That this is terrible for business is already being made exquisitely plain. That it is an embarrassment to 'Hoosier Hospitality' is undeniable. It is also an affront to faithful people across the religious landscape. Provision of a legal way for some among us to choose to treat others with disdain and contempt is the worst possible use of the rule of law.
For Episcopalians, whose lives are ordered in the Gospel of Christ and the promises of our Baptismal Covenant, it is unthinkable. We are enjoined to love God with heart, mind, soul and strength, and to love others as Christ loves us. We promise, every time we reaffirm our baptismal vows, to "seek and serve Christ in all persons, loving our neighbors as ourselves." We promise to "strive for justice and peace among all people, and respect the dignity of every human being."
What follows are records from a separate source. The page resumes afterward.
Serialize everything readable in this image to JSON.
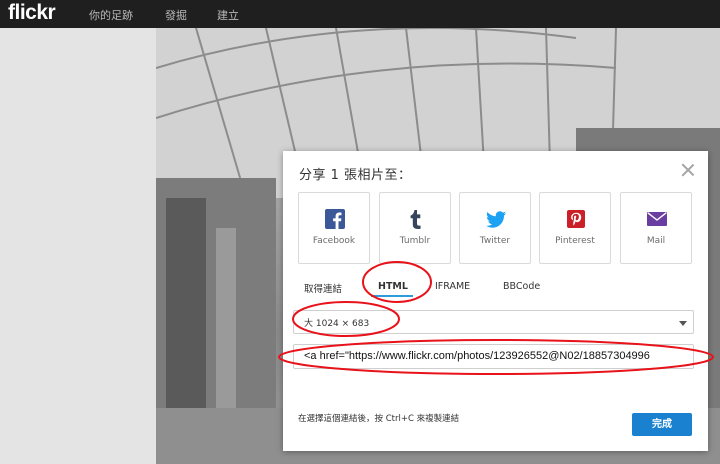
{
  "brand": {
    "logo": "flickr"
  },
  "nav": {
    "items": [
      "你的足跡",
      "發掘",
      "建立"
    ]
  },
  "dialog": {
    "title": "分享 1 張相片至：",
    "share_targets": [
      {
        "label": "Facebook",
        "icon": "facebook-icon",
        "color": "#3b5998"
      },
      {
        "label": "Tumblr",
        "icon": "tumblr-icon",
        "color": "#35465c"
      },
      {
        "label": "Twitter",
        "icon": "twitter-icon",
        "color": "#1da1f2"
      },
      {
        "label": "Pinterest",
        "icon": "pinterest-icon",
        "color": "#cb2027"
      },
      {
        "label": "Mail",
        "icon": "mail-icon",
        "color": "#6a3ea1"
      }
    ],
    "tabs": [
      {
        "label": "取得連結"
      },
      {
        "label": "HTML",
        "active": true
      },
      {
        "label": "IFRAME"
      },
      {
        "label": "BBCode"
      }
    ],
    "size_select": {
      "value": "大 1024 × 683"
    },
    "embed_code": {
      "value": "<a href=\"https://www.flickr.com/photos/123926552@N02/18857304996"
    },
    "hint": "在選擇這個連結後，按 Ctrl+C 來複製連結",
    "done_label": "完成"
  },
  "colors": {
    "accent": "#2f9bdb",
    "button": "#1a80d0",
    "annotation": "#e8121a"
  }
}
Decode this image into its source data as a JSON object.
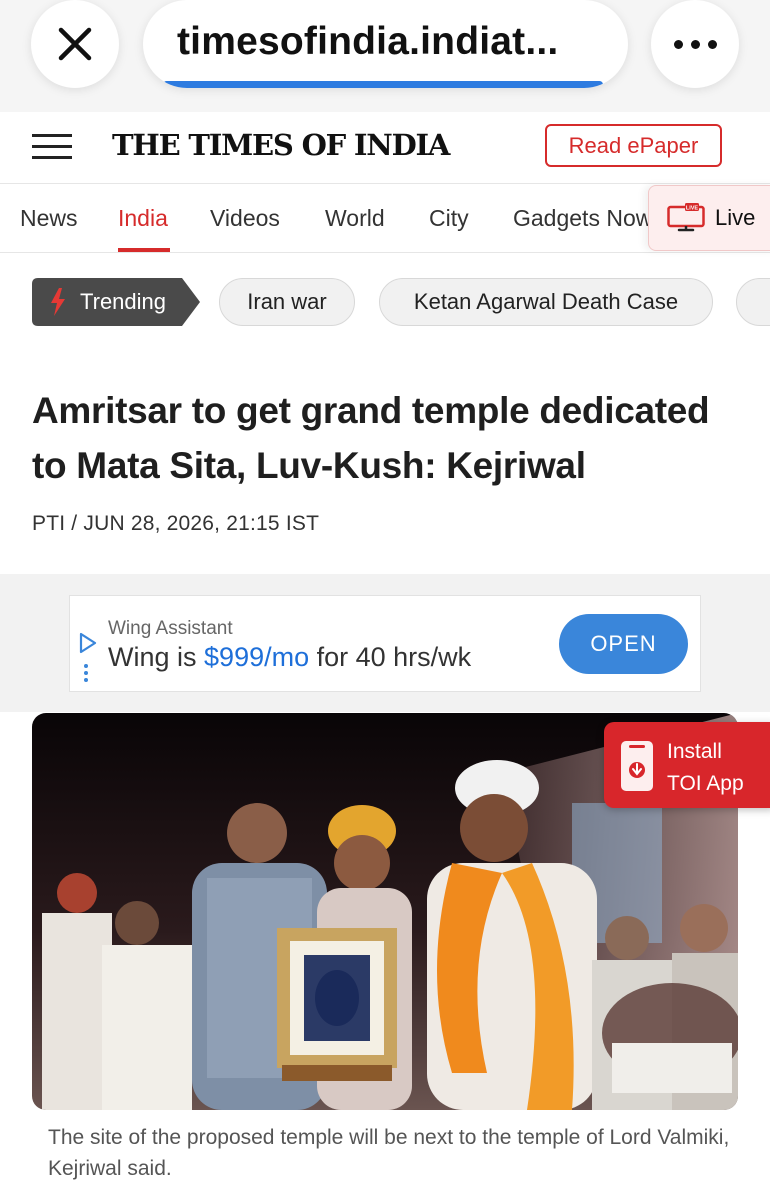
{
  "browser": {
    "url": "timesofindia.indiat...",
    "icons": {
      "close": "close-icon",
      "more": "more-icon"
    }
  },
  "masthead": {
    "logo": "THE TIMES OF INDIA",
    "read_epaper": "Read ePaper",
    "icons": {
      "menu": "hamburger-icon"
    }
  },
  "nav": {
    "tabs": [
      "News",
      "India",
      "Videos",
      "World",
      "City",
      "Gadgets Now"
    ],
    "active": "India",
    "live_label": "Live",
    "live_icon": "live-tv-icon"
  },
  "trending": {
    "badge": "Trending",
    "badge_icon": "flame-icon",
    "chips": [
      "Iran war",
      "Ketan Agarwal Death Case"
    ]
  },
  "article": {
    "headline": "Amritsar to get grand temple dedicated to Mata Sita, Luv-Kush: Kejriwal",
    "byline": "PTI / JUN 28, 2026, 21:15 IST",
    "caption": "The site of the proposed temple will be next to the temple of Lord Valmiki, Kejriwal said."
  },
  "ad": {
    "sponsor": "Wing Assistant",
    "text_before": "Wing is ",
    "price": "$999/mo",
    "text_after": " for 40 hrs/wk",
    "cta": "OPEN"
  },
  "install": {
    "line1": "Install",
    "line2": "TOI App"
  },
  "colors": {
    "brand_red": "#d62b2b",
    "link_blue": "#1e6fd9",
    "ad_button": "#3a86da",
    "browser_progress": "#2d7be0"
  }
}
The God we worship became Incarnate, and waded into the unfaithful realities of human life. We follow a Master who associated with sinful, unacceptable people, both Jew and Gentile, all the while challenging as hypocritical the religious leaders who held themselves aloof from the general populace.
As I write this letter to you we are approaching Holy Week and Easter – seasons of deep reflection and joyous celebration in which we rehearse the saving acts of God throughout human history and in the death and Resurrection of Jesus. We claim for ourselves the transforming, reconciling love of God in Christ; not as treasures to be hoarded, but as gifts to be shared with the whole world in the name of the Lord we serve and worship.
Please join me in prayer for all those who have experienced demeaning behaviors, and those who have chosen to treat them so badly. Both in our individual and our common lives, may we become faithful advocates for justice, and reconciling examples of the indiscriminate love of God.
+Catherine M. Waynick
Bishop of Indianapolis
March 26, 2015